Luke, in his short account, gives us an example of Thomas Wolfe’s claim that “you can’t go home again.” Jesus returns to Nazareth, but as a noted rabbi, not as the carpenter that everyone thought they knew so well. And he is greeted with rejection—such a common human experience—and one that most of us fear so terribly. It was not, it seems a rejection of him as a rabbi, because, at least at first, “All spoke well of him and were amazed at the gracious words that came from his lips.” But then he started saying things that they didn’t like, nice things about Gentiles. “Elijah was not sent to any of them, but to a widow in Zarephath in the region of Sidon. And there were many in Israel with leprosy in the time of Elisha the prophet, yet not one of them was cleansed—only Naaman the Syrian.” Only then did rejection come with fury and even with violence, as they sought to toss him off a cliff. The writer of the Hebrews seems to suggest, “Jesus knew rejection too—especially when he did and said things that other people did not like.”

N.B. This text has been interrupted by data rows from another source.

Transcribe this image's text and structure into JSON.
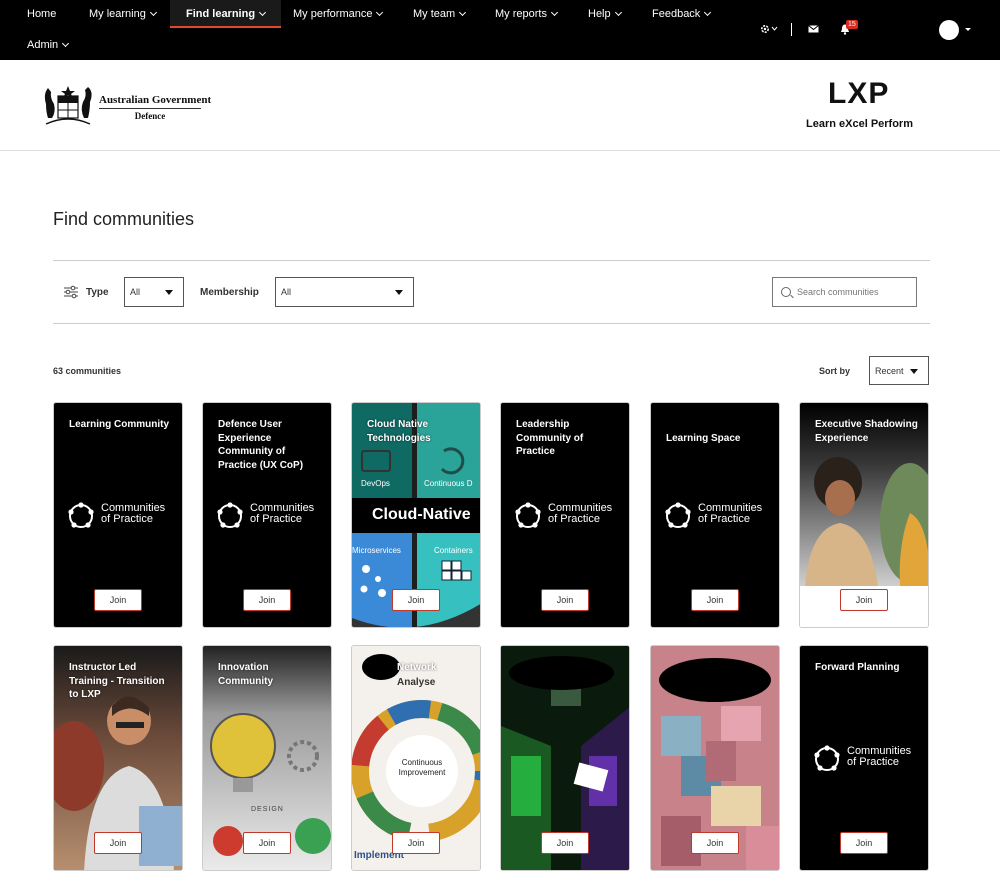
{
  "nav": {
    "items": [
      {
        "label": "Home"
      },
      {
        "label": "My learning"
      },
      {
        "label": "Find learning"
      },
      {
        "label": "My performance"
      },
      {
        "label": "My team"
      },
      {
        "label": "My reports"
      },
      {
        "label": "Help"
      },
      {
        "label": "Feedback"
      },
      {
        "label": "Admin"
      }
    ],
    "notifications_count": "15"
  },
  "header": {
    "gov_name": "Australian Government",
    "dept": "Defence",
    "logo": "LXP",
    "tagline": "Learn eXcel Perform"
  },
  "page": {
    "title": "Find communities",
    "count": "63 communities",
    "sort_label": "Sort by",
    "sort_value": "Recent"
  },
  "filters": {
    "type_label": "Type",
    "type_value": "All",
    "membership_label": "Membership",
    "membership_value": "All",
    "search_placeholder": "Search communities"
  },
  "cop_logo": {
    "line1": "Communities",
    "line2": "of Practice"
  },
  "join_label": "Join",
  "cards": [
    {
      "title": "Learning Community",
      "style": "cop"
    },
    {
      "title": "Defence User Experience Community of Practice (UX CoP)",
      "style": "cop"
    },
    {
      "title": "Cloud Native Technologies",
      "style": "cloud",
      "center": "Cloud-Native",
      "q1": "DevOps",
      "q2": "Continuous D",
      "q3": "Microservices",
      "q4": "Containers"
    },
    {
      "title": "Leadership Community of Practice",
      "style": "cop"
    },
    {
      "title": "Learning Space",
      "style": "cop"
    },
    {
      "title": "Executive Shadowing Experience",
      "style": "photo-woman"
    },
    {
      "title": "Instructor Led Training - Transition to LXP",
      "style": "photo-man"
    },
    {
      "title": "Innovation Community",
      "style": "innovation",
      "word": "DESIGN"
    },
    {
      "title": "Network",
      "style": "cycle",
      "w1": "Analyse",
      "w2": "Continuous Improvement",
      "w3": "Implement"
    },
    {
      "title": "",
      "style": "server"
    },
    {
      "title": "",
      "style": "blocks"
    },
    {
      "title": "Forward Planning",
      "style": "cop"
    }
  ],
  "colors": {
    "accent": "#e0492c",
    "nav_bg": "#000000",
    "join_border": "#c0392b"
  }
}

Fear of rejection can certainly cause people to avoid certain things. In a way, it is how we socialize one another—don’t do or say things that confront the status quo. Isn’t this what Hebrews is about—how to stand fast in faith in Christ Jesus when the world around you is turning up the heat of rejection? As a corrective to this rejection, the writer of Hebrews reminds us of a very real dimension of reality that is not visible to the naked eye. He reminds us of the faithful priestly ministry of Jesus, who endured rejection even to the cross and the grave to rescue us from the authority of sin and death. He reminds us of the cloud of witnesses, the saints, who were just like us, enduring the hardships, the rejections, the ridicule, the sacrifices of life in this broken world and yet who had been given the grace with their perseverance to finish the race.
Just a few weeks ago, the Pittsburgh Marathon was run through your neighborhood (in fact, I imagine that a number of you weren’t able to get to church that day because the streets were closed). The slowest time that I was able to research was seven hours and thirty-four minutes, and some seconds. First, let me say how much I admire this last place finisher—talk about perseverance! My goodness gracious! He did finish the race. And I don’t know but I’ll bet he had his own cheering supporters on hand at the finish line, just like everybody else.
Sometimes, life in this broken world can be so hard that you can just barely put one foot in front of the other. Sometimes perseverance just runs out of all its juice—and a encourager may be the only lifeline to help you going. People deal with hardships like illness, unemployment, jobs they hate but are afraid to leave. They deal with caring for loved ones, with unwelcome diagnoses, with despair. In a lot of those kinds of things there seems to be a built-in rejection, even if it is not explicit—and in some cases, like unemployment, the rejection seems loud and clear. In times like that, is there something to hold onto more than what seems empirically available—because all that empirical stuff so often ends up seeming insufficient? Hebrews answers, “YES!”
Times will be hard in a broken world but we are not alone. “Since we are surrounded by such a great cloud of witnesses, let us throw off everything that hinders and the sin that so easily entangles”—and that includes fear, even fear of rejection. “And let us run with perseverance the race marked out for us, fixing our eyes on Jesus, the pioneer and perfecter of faith. Jesus doesn’t just mark the race route; he runs alongside us, helping us through the hard parts—if we let him. And like my old parishioner, maybe sometimes your uncertainty bubbles over and you just aren’t sure about him—and you certainly aren’t sure about whether you can make it. Keep your eyes fixed on Jesus, the pioneer and perfecter of faith—and remember, he has been there for you in the past—and he will be there for you to the end. Amen+